Scott found a community of birders online and connected with enthusiasts from around the world. They traded photos of rare birds and tips for finding unusual species. They also created a network of support and encouraged one another. If Scott started out with the sense he was alone in his interest, those days are over. “The outdoors belong to everyone,” he says. “There’s a whole movement and I’m almost overwhelmed.”
He has also turned his love of birds into a bit of a cottage industry. A self-taught artist, he paints realistic images onto leather bags and notecard sets. He even sold one to his hero Dr. Lanham. “I was just drawing in class one day and a teacher said I should try a wood duck. That was when people saw what I could do.”
View this post on Instagram
Scott is the 2021 recipient of the Eckelberry Fellowship from Drexel University, a project fund that will allow him to further research the Gullah-Geechee connection to the land. His aim is to publish a birding field guide using Gullah-Geechee language, terms, and knowledge. He cites the example of the bobolinks which would stop to feed on plantations, being known as ‘rice birds’ to the enslaved people. “I also want to visit Barbados and track the movement of the enslaved people and see how they connected nature in these areas.” The grant will be administered by Ogeechee Aubudon.
As he gets ready to head up to Ithaca, he’s decided to major in environment and sustainability. It’s my lifestyle and I always have the mindset to conserve and protect the environment.” And, of course, he’ll spend plenty of time at the Ornithology lab.
This is the third in a series of posts about Black environmentalists.
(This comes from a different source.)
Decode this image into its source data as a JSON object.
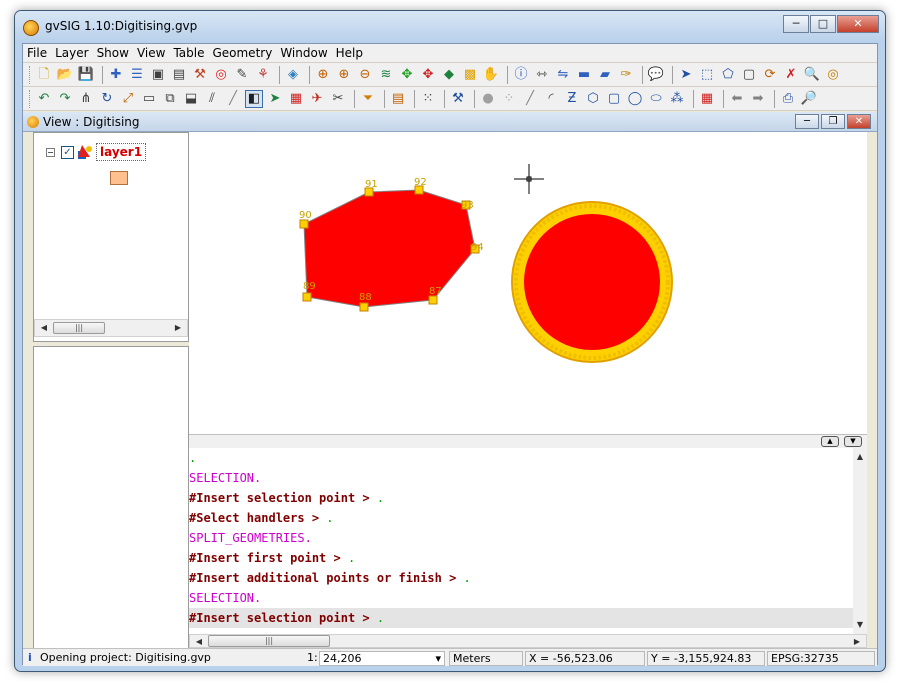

Read the stories of the Colonel Charles Young, Gullah-Geechee Heritage Corridor, and Dr. Sue Ebanks.